Making a Will ensures that your wishes are carried out regarding who inherits your estate.

In this article, Solicitors from legalmatters  explain the importance of making a Will and why it is advisable to speak to a solicitor about setting one up.


Why do I need a Will?

You need to make sure your money and property passes to the people you choose, in the right way and at the right time. If you have children, you need to appoint guardians to look after them. You need to choose people to deal with the legal and financial responsibilities. You need to provide for your spouse or partner and this does not automatically happen unless you make a Will.

Without a Will, you lose the ability to decide what happens; instead, the law decides who will inherit your money and property and who will deal with the legal and financial responsibilities. These legal rules (called intestacy) are unlikely to be what you want and your family may not be adequately provided for.

If you die without a Will, the cost of dealing with your estate might be higher as there can be more work to do. It can also be distressing for your loved ones. Without a Will, children inherit at the age of 18, which is not advisable.

What do I need to think about to make a Will?

Appointing Executors

You choose people to act as your Executors. This is an important role because they look after your money and property, deal with all legal and financial responsibilities and ensure that your money and property pass to the people named in your Will (beneficiaries).

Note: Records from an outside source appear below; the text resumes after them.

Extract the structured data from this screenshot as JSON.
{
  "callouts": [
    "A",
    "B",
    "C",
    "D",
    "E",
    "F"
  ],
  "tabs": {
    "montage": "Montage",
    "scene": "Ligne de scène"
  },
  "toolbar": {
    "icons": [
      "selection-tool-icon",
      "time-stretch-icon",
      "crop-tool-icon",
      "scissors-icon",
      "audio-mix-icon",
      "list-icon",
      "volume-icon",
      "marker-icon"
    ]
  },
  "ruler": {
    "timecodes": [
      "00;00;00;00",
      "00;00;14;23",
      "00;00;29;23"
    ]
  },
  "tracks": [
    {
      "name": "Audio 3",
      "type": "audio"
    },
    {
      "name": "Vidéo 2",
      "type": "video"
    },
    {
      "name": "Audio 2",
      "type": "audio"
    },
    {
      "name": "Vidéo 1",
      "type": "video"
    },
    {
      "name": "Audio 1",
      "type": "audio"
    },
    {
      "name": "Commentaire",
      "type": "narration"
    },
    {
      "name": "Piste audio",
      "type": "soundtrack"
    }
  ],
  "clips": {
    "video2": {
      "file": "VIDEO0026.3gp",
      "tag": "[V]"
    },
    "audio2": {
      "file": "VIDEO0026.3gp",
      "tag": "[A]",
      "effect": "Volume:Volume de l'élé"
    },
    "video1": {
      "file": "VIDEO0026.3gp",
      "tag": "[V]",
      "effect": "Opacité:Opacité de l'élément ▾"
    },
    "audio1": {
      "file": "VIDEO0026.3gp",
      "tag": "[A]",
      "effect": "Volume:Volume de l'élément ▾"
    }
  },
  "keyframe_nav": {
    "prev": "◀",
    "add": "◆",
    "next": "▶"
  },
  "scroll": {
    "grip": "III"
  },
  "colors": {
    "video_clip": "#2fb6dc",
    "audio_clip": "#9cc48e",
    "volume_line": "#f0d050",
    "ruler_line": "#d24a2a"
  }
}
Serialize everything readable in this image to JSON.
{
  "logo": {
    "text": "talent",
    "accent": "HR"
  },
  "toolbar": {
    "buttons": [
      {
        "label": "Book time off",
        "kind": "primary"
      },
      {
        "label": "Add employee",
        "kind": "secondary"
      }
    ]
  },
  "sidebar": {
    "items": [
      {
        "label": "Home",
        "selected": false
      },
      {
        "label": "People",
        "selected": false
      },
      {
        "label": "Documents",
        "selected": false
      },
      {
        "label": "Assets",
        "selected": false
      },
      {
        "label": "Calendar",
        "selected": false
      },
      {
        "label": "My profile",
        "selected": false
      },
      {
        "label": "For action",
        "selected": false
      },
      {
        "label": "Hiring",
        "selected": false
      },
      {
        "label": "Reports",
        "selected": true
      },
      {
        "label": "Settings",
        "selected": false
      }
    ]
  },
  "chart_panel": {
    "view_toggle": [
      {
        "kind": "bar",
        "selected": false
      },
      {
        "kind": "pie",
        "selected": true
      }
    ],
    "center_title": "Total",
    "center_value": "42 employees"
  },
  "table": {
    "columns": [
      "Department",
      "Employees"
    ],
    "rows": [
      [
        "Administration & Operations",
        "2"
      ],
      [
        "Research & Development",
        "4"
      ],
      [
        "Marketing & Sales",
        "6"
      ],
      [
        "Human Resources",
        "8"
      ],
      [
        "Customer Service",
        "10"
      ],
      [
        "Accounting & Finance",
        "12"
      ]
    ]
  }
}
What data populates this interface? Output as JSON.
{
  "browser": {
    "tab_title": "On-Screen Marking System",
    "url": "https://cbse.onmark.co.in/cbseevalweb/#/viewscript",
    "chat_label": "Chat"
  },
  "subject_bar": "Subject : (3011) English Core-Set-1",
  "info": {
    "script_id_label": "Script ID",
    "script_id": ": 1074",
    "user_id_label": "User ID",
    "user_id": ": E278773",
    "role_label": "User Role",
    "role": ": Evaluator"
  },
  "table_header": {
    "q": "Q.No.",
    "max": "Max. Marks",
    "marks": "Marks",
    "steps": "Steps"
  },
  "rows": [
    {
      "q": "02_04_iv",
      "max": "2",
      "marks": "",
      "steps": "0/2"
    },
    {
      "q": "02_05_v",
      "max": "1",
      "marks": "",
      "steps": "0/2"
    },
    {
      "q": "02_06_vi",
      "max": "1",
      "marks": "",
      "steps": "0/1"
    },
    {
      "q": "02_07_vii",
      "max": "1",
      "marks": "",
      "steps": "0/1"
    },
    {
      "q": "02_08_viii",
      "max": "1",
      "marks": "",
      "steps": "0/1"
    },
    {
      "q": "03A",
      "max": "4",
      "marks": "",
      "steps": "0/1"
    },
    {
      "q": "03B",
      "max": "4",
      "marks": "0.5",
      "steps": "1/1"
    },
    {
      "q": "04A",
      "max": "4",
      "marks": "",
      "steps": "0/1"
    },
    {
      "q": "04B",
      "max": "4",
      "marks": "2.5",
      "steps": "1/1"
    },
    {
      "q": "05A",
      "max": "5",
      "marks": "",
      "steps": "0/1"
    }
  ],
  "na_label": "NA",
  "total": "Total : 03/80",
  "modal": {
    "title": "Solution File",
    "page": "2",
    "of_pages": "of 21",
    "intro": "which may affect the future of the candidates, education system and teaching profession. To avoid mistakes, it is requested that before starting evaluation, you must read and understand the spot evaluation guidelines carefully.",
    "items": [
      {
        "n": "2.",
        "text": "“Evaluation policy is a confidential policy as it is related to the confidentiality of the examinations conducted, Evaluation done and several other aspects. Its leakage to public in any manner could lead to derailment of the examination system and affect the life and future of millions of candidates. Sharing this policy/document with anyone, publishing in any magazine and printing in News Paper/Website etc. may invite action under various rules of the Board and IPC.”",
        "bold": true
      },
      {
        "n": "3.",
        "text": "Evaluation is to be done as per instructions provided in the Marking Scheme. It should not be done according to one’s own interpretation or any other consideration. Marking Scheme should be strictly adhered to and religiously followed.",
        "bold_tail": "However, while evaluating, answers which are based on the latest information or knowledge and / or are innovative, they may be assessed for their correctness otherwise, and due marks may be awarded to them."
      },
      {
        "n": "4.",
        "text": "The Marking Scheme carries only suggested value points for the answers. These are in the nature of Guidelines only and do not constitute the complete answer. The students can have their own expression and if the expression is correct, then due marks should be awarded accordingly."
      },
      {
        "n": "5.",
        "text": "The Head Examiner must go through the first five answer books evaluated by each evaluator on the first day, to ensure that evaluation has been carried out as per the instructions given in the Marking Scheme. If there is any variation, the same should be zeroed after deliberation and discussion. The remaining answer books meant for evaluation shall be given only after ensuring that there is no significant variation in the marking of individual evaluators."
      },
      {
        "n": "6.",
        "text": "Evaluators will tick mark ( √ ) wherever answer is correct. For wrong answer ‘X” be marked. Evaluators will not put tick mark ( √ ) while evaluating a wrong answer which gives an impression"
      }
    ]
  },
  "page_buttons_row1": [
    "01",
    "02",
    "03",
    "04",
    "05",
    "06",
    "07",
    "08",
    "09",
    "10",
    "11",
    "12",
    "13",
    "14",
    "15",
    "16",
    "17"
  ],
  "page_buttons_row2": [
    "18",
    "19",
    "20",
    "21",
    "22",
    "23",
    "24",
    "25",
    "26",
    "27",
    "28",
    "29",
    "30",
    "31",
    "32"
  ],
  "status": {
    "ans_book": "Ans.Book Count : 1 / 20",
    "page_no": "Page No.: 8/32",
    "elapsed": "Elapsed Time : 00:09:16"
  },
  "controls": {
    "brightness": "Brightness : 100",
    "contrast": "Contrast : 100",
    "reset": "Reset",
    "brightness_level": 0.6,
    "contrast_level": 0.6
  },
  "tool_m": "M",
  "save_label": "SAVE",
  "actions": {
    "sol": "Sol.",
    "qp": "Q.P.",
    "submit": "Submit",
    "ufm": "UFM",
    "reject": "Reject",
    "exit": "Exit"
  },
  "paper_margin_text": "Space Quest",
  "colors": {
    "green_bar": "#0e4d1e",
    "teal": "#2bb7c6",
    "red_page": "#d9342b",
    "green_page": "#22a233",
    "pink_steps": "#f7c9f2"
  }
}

Your Executors also ensure your funeral wishes are carried out and, if you have a property, they make sure it is protected and insured.

The Executors may also have an ongoing role as ‘Trustee’ if you have specified an age of inheritance for beneficiaries. They ‘hold the purse strings’ and make sure your wishes are followed.

Your Executors can also be appointed as Guardians and they can also be a beneficiary of your estate.

Appointing Guardians

If you have young children, you choose people to act as Guardians. This is also an important role because look after the welfare of any minor children you have if there is no surviving parent. Having a clear appointment of Guardians helps to avoid disputes.

Choosing your Beneficiaries

You are free to leave your estate to whoever you like (family, friends or charities) and in whatever proportions you want.

You might decide to leave personal items or specific amounts of cash to named persons or charities. After any individual gifts have been made, the rest of your estate can be left to chosen beneficiaries.

If your estate is quite valuable, you have young children or you wish to protect money and property from things like bankruptcy, divorce or financial immaturity of family members, you might include a trust in your Will. More information is set out below. Trusts can help protect assets and keep control of wealth for dependents and family for a time when you want them to benefit from it. Using trusts can also help to minimise inheritance tax.

Have a chat with us at legalmatters about what sort of Will structure is best for your family and financial circumstances.


Further Reading:

GOV.UK

legalmatters

Citizens Advice

Age UK

Which?

 

This blog was written by a solicitor at Legalmatters. legalmatters offer quick, innovative, fixed cost help with the legal aspects of family and wealth protection and management.

With a Head Office in Chichester, West Sussex, and lawyers in different parts of the country, legalmatters can service both local and national needs

Or the main legelmatters teams can be contacted on 0121 647 2999 Email: info@legalmatters.co.uk

 

This article was written by legalmatters
legalmatters

legalmatters offer quick, innovative, fixed cost help with the legal aspects of family and wealth protection and management. Contact: 0121 647 2999 / info@legalmatters.co.uk